**** ENTRIES PROVIDED

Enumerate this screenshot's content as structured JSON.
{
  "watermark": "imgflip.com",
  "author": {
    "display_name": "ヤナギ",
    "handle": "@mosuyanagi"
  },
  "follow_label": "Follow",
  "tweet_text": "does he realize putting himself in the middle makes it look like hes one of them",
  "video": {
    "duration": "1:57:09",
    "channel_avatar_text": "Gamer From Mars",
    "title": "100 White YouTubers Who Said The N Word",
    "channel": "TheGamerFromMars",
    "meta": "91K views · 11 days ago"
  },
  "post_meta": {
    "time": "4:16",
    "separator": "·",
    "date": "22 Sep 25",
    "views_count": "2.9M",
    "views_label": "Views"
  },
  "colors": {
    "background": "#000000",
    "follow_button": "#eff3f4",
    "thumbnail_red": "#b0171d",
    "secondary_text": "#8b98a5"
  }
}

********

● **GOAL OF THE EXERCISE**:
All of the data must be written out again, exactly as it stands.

● **ANSWER TO THIS EXERCISE**:
Enumerate this screenshot's content as structured JSON.
{
  "watermark": "imgflip.com",
  "author": {
    "display_name": "ヤナギ",
    "handle": "@mosuyanagi"
  },
  "follow_label": "Follow",
  "tweet_text": "does he realize putting himself in the middle makes it look like hes one of them",
  "video": {
    "duration": "1:57:09",
    "channel_avatar_text": "Gamer From Mars",
    "title": "100 White YouTubers Who Said The N Word",
    "channel": "TheGamerFromMars",
    "meta": "91K views · 11 days ago"
  },
  "post_meta": {
    "time": "4:16",
    "separator": "·",
    "date": "22 Sep 25",
    "views_count": "2.9M",
    "views_label": "Views"
  },
  "colors": {
    "background": "#000000",
    "follow_button": "#eff3f4",
    "thumbnail_red": "#b0171d",
    "secondary_text": "#8b98a5"
  }
}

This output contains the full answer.